▶ Task statement
Please print each record below exactly as it is written.

▶ Excerpted data
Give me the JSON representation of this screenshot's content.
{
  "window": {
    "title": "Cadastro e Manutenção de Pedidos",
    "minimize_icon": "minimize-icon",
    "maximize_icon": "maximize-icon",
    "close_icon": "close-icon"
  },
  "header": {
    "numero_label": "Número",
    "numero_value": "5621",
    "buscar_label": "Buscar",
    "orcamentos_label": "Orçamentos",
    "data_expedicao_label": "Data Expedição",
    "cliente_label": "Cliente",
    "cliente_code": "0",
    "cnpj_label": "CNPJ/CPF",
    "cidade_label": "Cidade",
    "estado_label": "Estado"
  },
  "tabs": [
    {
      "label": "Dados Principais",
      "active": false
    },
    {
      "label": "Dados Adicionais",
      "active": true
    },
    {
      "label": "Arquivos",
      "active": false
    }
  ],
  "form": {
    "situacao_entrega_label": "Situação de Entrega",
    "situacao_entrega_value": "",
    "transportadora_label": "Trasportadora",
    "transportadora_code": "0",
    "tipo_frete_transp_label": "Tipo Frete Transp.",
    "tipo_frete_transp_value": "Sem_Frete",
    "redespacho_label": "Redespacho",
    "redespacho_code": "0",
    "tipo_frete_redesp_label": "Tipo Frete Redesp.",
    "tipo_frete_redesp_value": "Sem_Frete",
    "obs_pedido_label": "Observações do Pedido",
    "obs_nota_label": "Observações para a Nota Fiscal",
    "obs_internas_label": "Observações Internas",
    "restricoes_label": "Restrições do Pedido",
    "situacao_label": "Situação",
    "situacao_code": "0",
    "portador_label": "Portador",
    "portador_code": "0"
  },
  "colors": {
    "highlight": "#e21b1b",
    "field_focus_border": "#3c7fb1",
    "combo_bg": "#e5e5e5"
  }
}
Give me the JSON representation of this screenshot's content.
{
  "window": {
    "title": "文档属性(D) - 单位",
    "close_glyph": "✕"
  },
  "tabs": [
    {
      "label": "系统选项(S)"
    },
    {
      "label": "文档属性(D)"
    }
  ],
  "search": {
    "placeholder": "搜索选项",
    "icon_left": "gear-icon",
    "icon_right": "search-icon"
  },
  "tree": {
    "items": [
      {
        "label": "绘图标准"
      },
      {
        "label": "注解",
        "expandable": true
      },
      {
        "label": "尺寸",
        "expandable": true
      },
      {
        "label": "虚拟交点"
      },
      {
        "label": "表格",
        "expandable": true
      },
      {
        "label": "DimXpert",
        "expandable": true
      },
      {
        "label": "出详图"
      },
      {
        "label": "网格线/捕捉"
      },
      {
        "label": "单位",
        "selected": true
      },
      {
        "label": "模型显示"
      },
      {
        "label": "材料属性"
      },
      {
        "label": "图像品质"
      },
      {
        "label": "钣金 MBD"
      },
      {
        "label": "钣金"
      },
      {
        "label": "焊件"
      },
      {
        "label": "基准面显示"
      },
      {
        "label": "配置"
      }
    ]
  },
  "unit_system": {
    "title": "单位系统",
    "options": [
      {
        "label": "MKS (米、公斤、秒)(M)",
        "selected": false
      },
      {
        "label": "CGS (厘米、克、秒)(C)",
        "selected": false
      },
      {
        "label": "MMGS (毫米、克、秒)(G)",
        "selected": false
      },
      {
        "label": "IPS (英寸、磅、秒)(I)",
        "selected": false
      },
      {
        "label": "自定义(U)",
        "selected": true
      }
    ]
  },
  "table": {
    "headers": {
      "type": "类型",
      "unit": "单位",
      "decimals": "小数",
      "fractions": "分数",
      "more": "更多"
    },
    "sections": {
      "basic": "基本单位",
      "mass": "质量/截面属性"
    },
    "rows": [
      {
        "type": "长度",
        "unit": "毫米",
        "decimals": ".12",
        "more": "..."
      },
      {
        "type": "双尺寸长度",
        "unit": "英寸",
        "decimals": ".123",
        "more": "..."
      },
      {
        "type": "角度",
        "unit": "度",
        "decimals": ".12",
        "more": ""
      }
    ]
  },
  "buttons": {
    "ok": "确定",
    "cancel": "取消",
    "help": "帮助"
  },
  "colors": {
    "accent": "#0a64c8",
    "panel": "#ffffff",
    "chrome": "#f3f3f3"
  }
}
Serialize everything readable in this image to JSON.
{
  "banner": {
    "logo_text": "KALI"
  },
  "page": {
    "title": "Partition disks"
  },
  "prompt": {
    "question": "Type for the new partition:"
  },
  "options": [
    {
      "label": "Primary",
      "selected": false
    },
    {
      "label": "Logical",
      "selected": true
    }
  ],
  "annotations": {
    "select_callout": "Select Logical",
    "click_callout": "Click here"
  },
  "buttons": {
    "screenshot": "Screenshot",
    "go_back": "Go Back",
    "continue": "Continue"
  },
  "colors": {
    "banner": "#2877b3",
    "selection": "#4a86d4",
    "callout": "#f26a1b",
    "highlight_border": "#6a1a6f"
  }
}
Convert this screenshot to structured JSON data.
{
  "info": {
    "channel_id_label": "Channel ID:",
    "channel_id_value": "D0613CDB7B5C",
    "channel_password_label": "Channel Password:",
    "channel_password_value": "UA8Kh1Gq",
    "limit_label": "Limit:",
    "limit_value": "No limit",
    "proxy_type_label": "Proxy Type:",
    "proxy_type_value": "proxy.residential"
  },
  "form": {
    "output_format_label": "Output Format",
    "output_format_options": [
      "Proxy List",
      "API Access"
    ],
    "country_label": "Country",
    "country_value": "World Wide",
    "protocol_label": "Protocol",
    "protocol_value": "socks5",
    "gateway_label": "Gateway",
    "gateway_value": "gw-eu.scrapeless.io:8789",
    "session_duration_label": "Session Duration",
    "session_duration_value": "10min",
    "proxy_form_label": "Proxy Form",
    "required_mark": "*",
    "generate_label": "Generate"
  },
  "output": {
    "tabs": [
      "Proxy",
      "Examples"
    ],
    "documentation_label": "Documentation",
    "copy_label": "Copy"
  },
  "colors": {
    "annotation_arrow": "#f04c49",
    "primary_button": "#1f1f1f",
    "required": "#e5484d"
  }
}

▶ Written response
Give me the JSON representation of this screenshot's content.
{
  "window": {
    "title": "Cadastro e Manutenção de Pedidos",
    "minimize_icon": "minimize-icon",
    "maximize_icon": "maximize-icon",
    "close_icon": "close-icon"
  },
  "header": {
    "numero_label": "Número",
    "numero_value": "5621",
    "buscar_label": "Buscar",
    "orcamentos_label": "Orçamentos",
    "data_expedicao_label": "Data Expedição",
    "cliente_label": "Cliente",
    "cliente_code": "0",
    "cnpj_label": "CNPJ/CPF",
    "cidade_label": "Cidade",
    "estado_label": "Estado"
  },
  "tabs": [
    {
      "label": "Dados Principais",
      "active": false
    },
    {
      "label": "Dados Adicionais",
      "active": true
    },
    {
      "label": "Arquivos",
      "active": false
    }
  ],
  "form": {
    "situacao_entrega_label": "Situação de Entrega",
    "situacao_entrega_value": "",
    "transportadora_label": "Trasportadora",
    "transportadora_code": "0",
    "tipo_frete_transp_label": "Tipo Frete Transp.",
    "tipo_frete_transp_value": "Sem_Frete",
    "redespacho_label": "Redespacho",
    "redespacho_code": "0",
    "tipo_frete_redesp_label": "Tipo Frete Redesp.",
    "tipo_frete_redesp_value": "Sem_Frete",
    "obs_pedido_label": "Observações do Pedido",
    "obs_nota_label": "Observações para a Nota Fiscal",
    "obs_internas_label": "Observações Internas",
    "restricoes_label": "Restrições do Pedido",
    "situacao_label": "Situação",
    "situacao_code": "0",
    "portador_label": "Portador",
    "portador_code": "0"
  },
  "colors": {
    "highlight": "#e21b1b",
    "field_focus_border": "#3c7fb1",
    "combo_bg": "#e5e5e5"
  }
}
Give me the JSON representation of this screenshot's content.
{
  "window": {
    "title": "文档属性(D) - 单位",
    "close_glyph": "✕"
  },
  "tabs": [
    {
      "label": "系统选项(S)"
    },
    {
      "label": "文档属性(D)"
    }
  ],
  "search": {
    "placeholder": "搜索选项",
    "icon_left": "gear-icon",
    "icon_right": "search-icon"
  },
  "tree": {
    "items": [
      {
        "label": "绘图标准"
      },
      {
        "label": "注解",
        "expandable": true
      },
      {
        "label": "尺寸",
        "expandable": true
      },
      {
        "label": "虚拟交点"
      },
      {
        "label": "表格",
        "expandable": true
      },
      {
        "label": "DimXpert",
        "expandable": true
      },
      {
        "label": "出详图"
      },
      {
        "label": "网格线/捕捉"
      },
      {
        "label": "单位",
        "selected": true
      },
      {
        "label": "模型显示"
      },
      {
        "label": "材料属性"
      },
      {
        "label": "图像品质"
      },
      {
        "label": "钣金 MBD"
      },
      {
        "label": "钣金"
      },
      {
        "label": "焊件"
      },
      {
        "label": "基准面显示"
      },
      {
        "label": "配置"
      }
    ]
  },
  "unit_system": {
    "title": "单位系统",
    "options": [
      {
        "label": "MKS (米、公斤、秒)(M)",
        "selected": false
      },
      {
        "label": "CGS (厘米、克、秒)(C)",
        "selected": false
      },
      {
        "label": "MMGS (毫米、克、秒)(G)",
        "selected": false
      },
      {
        "label": "IPS (英寸、磅、秒)(I)",
        "selected": false
      },
      {
        "label": "自定义(U)",
        "selected": true
      }
    ]
  },
  "table": {
    "headers": {
      "type": "类型",
      "unit": "单位",
      "decimals": "小数",
      "fractions": "分数",
      "more": "更多"
    },
    "sections": {
      "basic": "基本单位",
      "mass": "质量/截面属性"
    },
    "rows": [
      {
        "type": "长度",
        "unit": "毫米",
        "decimals": ".12",
        "more": "..."
      },
      {
        "type": "双尺寸长度",
        "unit": "英寸",
        "decimals": ".123",
        "more": "..."
      },
      {
        "type": "角度",
        "unit": "度",
        "decimals": ".12",
        "more": ""
      }
    ]
  },
  "buttons": {
    "ok": "确定",
    "cancel": "取消",
    "help": "帮助"
  },
  "colors": {
    "accent": "#0a64c8",
    "panel": "#ffffff",
    "chrome": "#f3f3f3"
  }
}
Serialize everything readable in this image to JSON.
{
  "banner": {
    "logo_text": "KALI"
  },
  "page": {
    "title": "Partition disks"
  },
  "prompt": {
    "question": "Type for the new partition:"
  },
  "options": [
    {
      "label": "Primary",
      "selected": false
    },
    {
      "label": "Logical",
      "selected": true
    }
  ],
  "annotations": {
    "select_callout": "Select Logical",
    "click_callout": "Click here"
  },
  "buttons": {
    "screenshot": "Screenshot",
    "go_back": "Go Back",
    "continue": "Continue"
  },
  "colors": {
    "banner": "#2877b3",
    "selection": "#4a86d4",
    "callout": "#f26a1b",
    "highlight_border": "#6a1a6f"
  }
}
Convert this screenshot to structured JSON data.
{
  "info": {
    "channel_id_label": "Channel ID:",
    "channel_id_value": "D0613CDB7B5C",
    "channel_password_label": "Channel Password:",
    "channel_password_value": "UA8Kh1Gq",
    "limit_label": "Limit:",
    "limit_value": "No limit",
    "proxy_type_label": "Proxy Type:",
    "proxy_type_value": "proxy.residential"
  },
  "form": {
    "output_format_label": "Output Format",
    "output_format_options": [
      "Proxy List",
      "API Access"
    ],
    "country_label": "Country",
    "country_value": "World Wide",
    "protocol_label": "Protocol",
    "protocol_value": "socks5",
    "gateway_label": "Gateway",
    "gateway_value": "gw-eu.scrapeless.io:8789",
    "session_duration_label": "Session Duration",
    "session_duration_value": "10min",
    "proxy_form_label": "Proxy Form",
    "required_mark": "*",
    "generate_label": "Generate"
  },
  "output": {
    "tabs": [
      "Proxy",
      "Examples"
    ],
    "documentation_label": "Documentation",
    "copy_label": "Copy"
  },
  "colors": {
    "annotation_arrow": "#f04c49",
    "primary_button": "#1f1f1f",
    "required": "#e5484d"
  }
}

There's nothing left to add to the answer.